## What is needed
Output must match the records, character for character.

## Available records
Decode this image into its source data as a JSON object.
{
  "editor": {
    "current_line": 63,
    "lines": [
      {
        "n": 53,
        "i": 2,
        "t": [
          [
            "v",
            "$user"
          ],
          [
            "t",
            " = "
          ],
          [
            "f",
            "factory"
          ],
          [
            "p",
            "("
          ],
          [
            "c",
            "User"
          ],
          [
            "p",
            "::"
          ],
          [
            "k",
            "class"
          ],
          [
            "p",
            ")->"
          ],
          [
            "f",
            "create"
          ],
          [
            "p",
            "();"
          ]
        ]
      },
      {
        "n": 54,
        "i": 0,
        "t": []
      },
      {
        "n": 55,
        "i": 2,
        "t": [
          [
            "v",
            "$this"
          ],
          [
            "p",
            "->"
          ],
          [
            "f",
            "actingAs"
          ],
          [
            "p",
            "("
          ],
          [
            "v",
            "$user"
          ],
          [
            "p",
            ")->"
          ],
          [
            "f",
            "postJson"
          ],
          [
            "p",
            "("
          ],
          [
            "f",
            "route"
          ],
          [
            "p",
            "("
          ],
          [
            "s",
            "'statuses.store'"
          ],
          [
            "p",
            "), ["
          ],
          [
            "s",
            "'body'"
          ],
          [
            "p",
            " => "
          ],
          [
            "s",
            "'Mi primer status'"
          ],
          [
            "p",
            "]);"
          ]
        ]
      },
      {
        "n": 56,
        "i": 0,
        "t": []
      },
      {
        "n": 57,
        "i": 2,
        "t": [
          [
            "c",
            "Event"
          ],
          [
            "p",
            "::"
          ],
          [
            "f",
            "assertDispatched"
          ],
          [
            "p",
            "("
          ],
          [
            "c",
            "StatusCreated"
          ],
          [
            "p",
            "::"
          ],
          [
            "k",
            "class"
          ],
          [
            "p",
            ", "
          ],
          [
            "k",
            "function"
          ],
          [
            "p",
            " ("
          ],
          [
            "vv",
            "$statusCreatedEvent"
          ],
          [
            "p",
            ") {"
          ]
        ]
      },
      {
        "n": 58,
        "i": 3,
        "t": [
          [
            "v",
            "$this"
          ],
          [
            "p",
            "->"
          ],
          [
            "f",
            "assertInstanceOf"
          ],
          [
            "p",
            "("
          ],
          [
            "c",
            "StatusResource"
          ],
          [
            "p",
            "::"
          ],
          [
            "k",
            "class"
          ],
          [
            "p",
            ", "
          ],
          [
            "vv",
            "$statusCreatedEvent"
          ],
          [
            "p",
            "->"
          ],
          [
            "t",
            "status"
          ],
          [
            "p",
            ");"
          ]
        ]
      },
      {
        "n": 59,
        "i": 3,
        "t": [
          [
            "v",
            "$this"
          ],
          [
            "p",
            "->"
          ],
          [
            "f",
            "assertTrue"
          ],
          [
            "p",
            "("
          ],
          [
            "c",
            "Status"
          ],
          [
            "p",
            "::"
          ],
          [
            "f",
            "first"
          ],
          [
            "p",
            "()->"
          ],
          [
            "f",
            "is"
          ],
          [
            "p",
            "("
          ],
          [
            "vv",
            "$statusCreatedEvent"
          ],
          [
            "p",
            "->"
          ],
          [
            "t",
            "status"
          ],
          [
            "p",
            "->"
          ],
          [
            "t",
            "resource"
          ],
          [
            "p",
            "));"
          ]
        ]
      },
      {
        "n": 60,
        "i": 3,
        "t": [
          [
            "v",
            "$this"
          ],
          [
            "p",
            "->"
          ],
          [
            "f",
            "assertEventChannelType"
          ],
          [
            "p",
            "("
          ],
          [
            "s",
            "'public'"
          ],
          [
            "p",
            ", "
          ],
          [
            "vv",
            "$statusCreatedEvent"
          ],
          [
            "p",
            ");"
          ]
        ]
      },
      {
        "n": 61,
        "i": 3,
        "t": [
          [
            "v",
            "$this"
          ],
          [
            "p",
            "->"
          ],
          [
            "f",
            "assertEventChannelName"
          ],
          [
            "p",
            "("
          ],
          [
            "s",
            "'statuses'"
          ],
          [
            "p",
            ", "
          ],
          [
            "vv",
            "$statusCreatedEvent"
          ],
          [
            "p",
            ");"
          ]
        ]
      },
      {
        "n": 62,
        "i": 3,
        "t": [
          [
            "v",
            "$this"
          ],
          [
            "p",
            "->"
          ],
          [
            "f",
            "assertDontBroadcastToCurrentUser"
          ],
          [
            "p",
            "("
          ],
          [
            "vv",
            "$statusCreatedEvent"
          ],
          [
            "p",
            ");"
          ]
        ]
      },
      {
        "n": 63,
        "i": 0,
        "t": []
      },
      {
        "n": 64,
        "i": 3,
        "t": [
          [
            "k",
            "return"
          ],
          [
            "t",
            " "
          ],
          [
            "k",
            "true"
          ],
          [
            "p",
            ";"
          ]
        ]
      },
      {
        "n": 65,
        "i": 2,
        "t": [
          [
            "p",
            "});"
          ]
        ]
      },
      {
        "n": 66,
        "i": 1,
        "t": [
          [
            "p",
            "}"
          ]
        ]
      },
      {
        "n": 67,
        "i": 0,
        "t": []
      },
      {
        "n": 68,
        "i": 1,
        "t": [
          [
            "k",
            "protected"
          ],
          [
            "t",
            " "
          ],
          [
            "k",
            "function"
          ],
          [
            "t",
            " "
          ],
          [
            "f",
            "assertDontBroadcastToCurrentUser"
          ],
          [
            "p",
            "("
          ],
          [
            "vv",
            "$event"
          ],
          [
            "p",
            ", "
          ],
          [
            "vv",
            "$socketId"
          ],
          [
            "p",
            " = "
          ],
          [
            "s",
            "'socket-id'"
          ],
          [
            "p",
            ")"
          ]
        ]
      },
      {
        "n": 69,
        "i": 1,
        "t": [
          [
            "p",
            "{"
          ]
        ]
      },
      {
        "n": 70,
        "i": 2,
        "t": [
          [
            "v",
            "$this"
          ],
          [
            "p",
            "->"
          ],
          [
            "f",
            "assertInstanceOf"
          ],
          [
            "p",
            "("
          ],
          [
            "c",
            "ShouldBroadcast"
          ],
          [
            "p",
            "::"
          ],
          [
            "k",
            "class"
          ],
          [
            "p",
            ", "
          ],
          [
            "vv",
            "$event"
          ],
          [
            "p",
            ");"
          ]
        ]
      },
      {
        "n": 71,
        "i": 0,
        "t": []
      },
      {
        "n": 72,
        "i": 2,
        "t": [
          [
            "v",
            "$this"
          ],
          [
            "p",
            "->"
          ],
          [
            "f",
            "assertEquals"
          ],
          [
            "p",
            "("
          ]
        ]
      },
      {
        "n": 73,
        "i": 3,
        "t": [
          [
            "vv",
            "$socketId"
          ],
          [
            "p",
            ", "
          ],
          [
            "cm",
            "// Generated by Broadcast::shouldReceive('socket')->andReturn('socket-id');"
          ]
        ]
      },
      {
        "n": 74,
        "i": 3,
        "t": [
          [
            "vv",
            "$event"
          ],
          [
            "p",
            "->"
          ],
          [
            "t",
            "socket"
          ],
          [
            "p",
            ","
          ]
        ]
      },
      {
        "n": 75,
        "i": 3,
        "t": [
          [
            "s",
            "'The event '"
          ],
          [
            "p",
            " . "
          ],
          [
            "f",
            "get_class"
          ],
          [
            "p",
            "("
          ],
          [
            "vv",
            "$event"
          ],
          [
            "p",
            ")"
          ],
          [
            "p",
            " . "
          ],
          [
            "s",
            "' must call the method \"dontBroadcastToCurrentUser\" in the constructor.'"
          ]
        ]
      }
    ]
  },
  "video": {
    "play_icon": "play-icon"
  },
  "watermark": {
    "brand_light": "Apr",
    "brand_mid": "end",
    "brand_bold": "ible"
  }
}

## Solution for this task
Decode this image into its source data as a JSON object.
{
  "editor": {
    "current_line": 63,
    "lines": [
      {
        "n": 53,
        "i": 2,
        "t": [
          [
            "v",
            "$user"
          ],
          [
            "t",
            " = "
          ],
          [
            "f",
            "factory"
          ],
          [
            "p",
            "("
          ],
          [
            "c",
            "User"
          ],
          [
            "p",
            "::"
          ],
          [
            "k",
            "class"
          ],
          [
            "p",
            ")->"
          ],
          [
            "f",
            "create"
          ],
          [
            "p",
            "();"
          ]
        ]
      },
      {
        "n": 54,
        "i": 0,
        "t": []
      },
      {
        "n": 55,
        "i": 2,
        "t": [
          [
            "v",
            "$this"
          ],
          [
            "p",
            "->"
          ],
          [
            "f",
            "actingAs"
          ],
          [
            "p",
            "("
          ],
          [
            "v",
            "$user"
          ],
          [
            "p",
            ")->"
          ],
          [
            "f",
            "postJson"
          ],
          [
            "p",
            "("
          ],
          [
            "f",
            "route"
          ],
          [
            "p",
            "("
          ],
          [
            "s",
            "'statuses.store'"
          ],
          [
            "p",
            "), ["
          ],
          [
            "s",
            "'body'"
          ],
          [
            "p",
            " => "
          ],
          [
            "s",
            "'Mi primer status'"
          ],
          [
            "p",
            "]);"
          ]
        ]
      },
      {
        "n": 56,
        "i": 0,
        "t": []
      },
      {
        "n": 57,
        "i": 2,
        "t": [
          [
            "c",
            "Event"
          ],
          [
            "p",
            "::"
          ],
          [
            "f",
            "assertDispatched"
          ],
          [
            "p",
            "("
          ],
          [
            "c",
            "StatusCreated"
          ],
          [
            "p",
            "::"
          ],
          [
            "k",
            "class"
          ],
          [
            "p",
            ", "
          ],
          [
            "k",
            "function"
          ],
          [
            "p",
            " ("
          ],
          [
            "vv",
            "$statusCreatedEvent"
          ],
          [
            "p",
            ") {"
          ]
        ]
      },
      {
        "n": 58,
        "i": 3,
        "t": [
          [
            "v",
            "$this"
          ],
          [
            "p",
            "->"
          ],
          [
            "f",
            "assertInstanceOf"
          ],
          [
            "p",
            "("
          ],
          [
            "c",
            "StatusResource"
          ],
          [
            "p",
            "::"
          ],
          [
            "k",
            "class"
          ],
          [
            "p",
            ", "
          ],
          [
            "vv",
            "$statusCreatedEvent"
          ],
          [
            "p",
            "->"
          ],
          [
            "t",
            "status"
          ],
          [
            "p",
            ");"
          ]
        ]
      },
      {
        "n": 59,
        "i": 3,
        "t": [
          [
            "v",
            "$this"
          ],
          [
            "p",
            "->"
          ],
          [
            "f",
            "assertTrue"
          ],
          [
            "p",
            "("
          ],
          [
            "c",
            "Status"
          ],
          [
            "p",
            "::"
          ],
          [
            "f",
            "first"
          ],
          [
            "p",
            "()->"
          ],
          [
            "f",
            "is"
          ],
          [
            "p",
            "("
          ],
          [
            "vv",
            "$statusCreatedEvent"
          ],
          [
            "p",
            "->"
          ],
          [
            "t",
            "status"
          ],
          [
            "p",
            "->"
          ],
          [
            "t",
            "resource"
          ],
          [
            "p",
            "));"
          ]
        ]
      },
      {
        "n": 60,
        "i": 3,
        "t": [
          [
            "v",
            "$this"
          ],
          [
            "p",
            "->"
          ],
          [
            "f",
            "assertEventChannelType"
          ],
          [
            "p",
            "("
          ],
          [
            "s",
            "'public'"
          ],
          [
            "p",
            ", "
          ],
          [
            "vv",
            "$statusCreatedEvent"
          ],
          [
            "p",
            ");"
          ]
        ]
      },
      {
        "n": 61,
        "i": 3,
        "t": [
          [
            "v",
            "$this"
          ],
          [
            "p",
            "->"
          ],
          [
            "f",
            "assertEventChannelName"
          ],
          [
            "p",
            "("
          ],
          [
            "s",
            "'statuses'"
          ],
          [
            "p",
            ", "
          ],
          [
            "vv",
            "$statusCreatedEvent"
          ],
          [
            "p",
            ");"
          ]
        ]
      },
      {
        "n": 62,
        "i": 3,
        "t": [
          [
            "v",
            "$this"
          ],
          [
            "p",
            "->"
          ],
          [
            "f",
            "assertDontBroadcastToCurrentUser"
          ],
          [
            "p",
            "("
          ],
          [
            "vv",
            "$statusCreatedEvent"
          ],
          [
            "p",
            ");"
          ]
        ]
      },
      {
        "n": 63,
        "i": 0,
        "t": []
      },
      {
        "n": 64,
        "i": 3,
        "t": [
          [
            "k",
            "return"
          ],
          [
            "t",
            " "
          ],
          [
            "k",
            "true"
          ],
          [
            "p",
            ";"
          ]
        ]
      },
      {
        "n": 65,
        "i": 2,
        "t": [
          [
            "p",
            "});"
          ]
        ]
      },
      {
        "n": 66,
        "i": 1,
        "t": [
          [
            "p",
            "}"
          ]
        ]
      },
      {
        "n": 67,
        "i": 0,
        "t": []
      },
      {
        "n": 68,
        "i": 1,
        "t": [
          [
            "k",
            "protected"
          ],
          [
            "t",
            " "
          ],
          [
            "k",
            "function"
          ],
          [
            "t",
            " "
          ],
          [
            "f",
            "assertDontBroadcastToCurrentUser"
          ],
          [
            "p",
            "("
          ],
          [
            "vv",
            "$event"
          ],
          [
            "p",
            ", "
          ],
          [
            "vv",
            "$socketId"
          ],
          [
            "p",
            " = "
          ],
          [
            "s",
            "'socket-id'"
          ],
          [
            "p",
            ")"
          ]
        ]
      },
      {
        "n": 69,
        "i": 1,
        "t": [
          [
            "p",
            "{"
          ]
        ]
      },
      {
        "n": 70,
        "i": 2,
        "t": [
          [
            "v",
            "$this"
          ],
          [
            "p",
            "->"
          ],
          [
            "f",
            "assertInstanceOf"
          ],
          [
            "p",
            "("
          ],
          [
            "c",
            "ShouldBroadcast"
          ],
          [
            "p",
            "::"
          ],
          [
            "k",
            "class"
          ],
          [
            "p",
            ", "
          ],
          [
            "vv",
            "$event"
          ],
          [
            "p",
            ");"
          ]
        ]
      },
      {
        "n": 71,
        "i": 0,
        "t": []
      },
      {
        "n": 72,
        "i": 2,
        "t": [
          [
            "v",
            "$this"
          ],
          [
            "p",
            "->"
          ],
          [
            "f",
            "assertEquals"
          ],
          [
            "p",
            "("
          ]
        ]
      },
      {
        "n": 73,
        "i": 3,
        "t": [
          [
            "vv",
            "$socketId"
          ],
          [
            "p",
            ", "
          ],
          [
            "cm",
            "// Generated by Broadcast::shouldReceive('socket')->andReturn('socket-id');"
          ]
        ]
      },
      {
        "n": 74,
        "i": 3,
        "t": [
          [
            "vv",
            "$event"
          ],
          [
            "p",
            "->"
          ],
          [
            "t",
            "socket"
          ],
          [
            "p",
            ","
          ]
        ]
      },
      {
        "n": 75,
        "i": 3,
        "t": [
          [
            "s",
            "'The event '"
          ],
          [
            "p",
            " . "
          ],
          [
            "f",
            "get_class"
          ],
          [
            "p",
            "("
          ],
          [
            "vv",
            "$event"
          ],
          [
            "p",
            ")"
          ],
          [
            "p",
            " . "
          ],
          [
            "s",
            "' must call the method \"dontBroadcastToCurrentUser\" in the constructor.'"
          ]
        ]
      }
    ]
  },
  "video": {
    "play_icon": "play-icon"
  },
  "watermark": {
    "brand_light": "Apr",
    "brand_mid": "end",
    "brand_bold": "ible"
  }
}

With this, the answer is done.